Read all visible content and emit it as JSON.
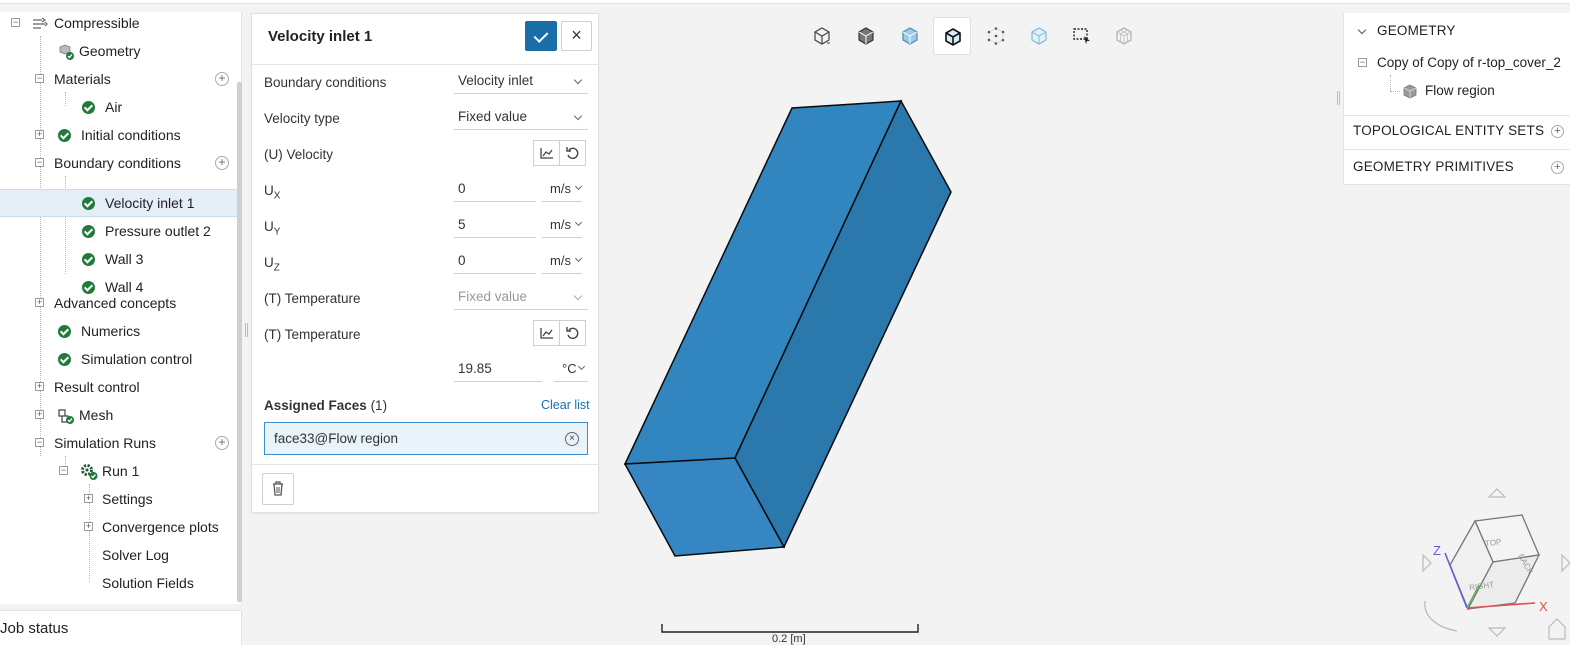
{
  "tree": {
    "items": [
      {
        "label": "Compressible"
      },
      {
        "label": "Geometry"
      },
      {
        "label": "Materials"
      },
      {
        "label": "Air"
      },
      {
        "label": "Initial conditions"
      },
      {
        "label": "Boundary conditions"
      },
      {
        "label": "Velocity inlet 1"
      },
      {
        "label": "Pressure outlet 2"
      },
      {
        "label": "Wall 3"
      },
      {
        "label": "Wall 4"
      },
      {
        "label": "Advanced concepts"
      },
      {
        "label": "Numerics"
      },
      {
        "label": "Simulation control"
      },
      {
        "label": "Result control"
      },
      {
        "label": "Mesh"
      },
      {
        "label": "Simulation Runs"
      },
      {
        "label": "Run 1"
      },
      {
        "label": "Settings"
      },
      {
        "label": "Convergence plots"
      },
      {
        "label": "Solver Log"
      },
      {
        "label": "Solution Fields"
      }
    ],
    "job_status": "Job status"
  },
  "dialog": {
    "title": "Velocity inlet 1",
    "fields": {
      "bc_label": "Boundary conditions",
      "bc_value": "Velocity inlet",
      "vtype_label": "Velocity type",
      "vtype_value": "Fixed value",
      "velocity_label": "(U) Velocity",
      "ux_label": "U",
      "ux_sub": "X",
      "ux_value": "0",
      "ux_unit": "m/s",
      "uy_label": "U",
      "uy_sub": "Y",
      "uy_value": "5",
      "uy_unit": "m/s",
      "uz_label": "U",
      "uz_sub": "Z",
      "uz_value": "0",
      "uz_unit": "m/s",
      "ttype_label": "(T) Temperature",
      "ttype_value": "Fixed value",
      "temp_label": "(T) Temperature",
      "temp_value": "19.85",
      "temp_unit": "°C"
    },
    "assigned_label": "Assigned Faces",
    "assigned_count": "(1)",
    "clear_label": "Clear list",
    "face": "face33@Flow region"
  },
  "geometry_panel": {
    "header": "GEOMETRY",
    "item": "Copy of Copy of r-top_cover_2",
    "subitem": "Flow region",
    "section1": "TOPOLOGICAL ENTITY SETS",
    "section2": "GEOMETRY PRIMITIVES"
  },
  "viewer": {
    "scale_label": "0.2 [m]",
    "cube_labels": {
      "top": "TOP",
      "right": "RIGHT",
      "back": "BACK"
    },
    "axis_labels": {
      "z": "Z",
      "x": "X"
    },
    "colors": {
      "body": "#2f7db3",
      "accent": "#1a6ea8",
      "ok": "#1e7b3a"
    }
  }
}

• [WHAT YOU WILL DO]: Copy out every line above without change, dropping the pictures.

• [TASK ANSWER]:
Read all visible content and emit it as JSON.
{
  "tree": {
    "items": [
      {
        "label": "Compressible"
      },
      {
        "label": "Geometry"
      },
      {
        "label": "Materials"
      },
      {
        "label": "Air"
      },
      {
        "label": "Initial conditions"
      },
      {
        "label": "Boundary conditions"
      },
      {
        "label": "Velocity inlet 1"
      },
      {
        "label": "Pressure outlet 2"
      },
      {
        "label": "Wall 3"
      },
      {
        "label": "Wall 4"
      },
      {
        "label": "Advanced concepts"
      },
      {
        "label": "Numerics"
      },
      {
        "label": "Simulation control"
      },
      {
        "label": "Result control"
      },
      {
        "label": "Mesh"
      },
      {
        "label": "Simulation Runs"
      },
      {
        "label": "Run 1"
      },
      {
        "label": "Settings"
      },
      {
        "label": "Convergence plots"
      },
      {
        "label": "Solver Log"
      },
      {
        "label": "Solution Fields"
      }
    ],
    "job_status": "Job status"
  },
  "dialog": {
    "title": "Velocity inlet 1",
    "fields": {
      "bc_label": "Boundary conditions",
      "bc_value": "Velocity inlet",
      "vtype_label": "Velocity type",
      "vtype_value": "Fixed value",
      "velocity_label": "(U) Velocity",
      "ux_label": "U",
      "ux_sub": "X",
      "ux_value": "0",
      "ux_unit": "m/s",
      "uy_label": "U",
      "uy_sub": "Y",
      "uy_value": "5",
      "uy_unit": "m/s",
      "uz_label": "U",
      "uz_sub": "Z",
      "uz_value": "0",
      "uz_unit": "m/s",
      "ttype_label": "(T) Temperature",
      "ttype_value": "Fixed value",
      "temp_label": "(T) Temperature",
      "temp_value": "19.85",
      "temp_unit": "°C"
    },
    "assigned_label": "Assigned Faces",
    "assigned_count": "(1)",
    "clear_label": "Clear list",
    "face": "face33@Flow region"
  },
  "geometry_panel": {
    "header": "GEOMETRY",
    "item": "Copy of Copy of r-top_cover_2",
    "subitem": "Flow region",
    "section1": "TOPOLOGICAL ENTITY SETS",
    "section2": "GEOMETRY PRIMITIVES"
  },
  "viewer": {
    "scale_label": "0.2 [m]",
    "cube_labels": {
      "top": "TOP",
      "right": "RIGHT",
      "back": "BACK"
    },
    "axis_labels": {
      "z": "Z",
      "x": "X"
    },
    "colors": {
      "body": "#2f7db3",
      "accent": "#1a6ea8",
      "ok": "#1e7b3a"
    }
  }
}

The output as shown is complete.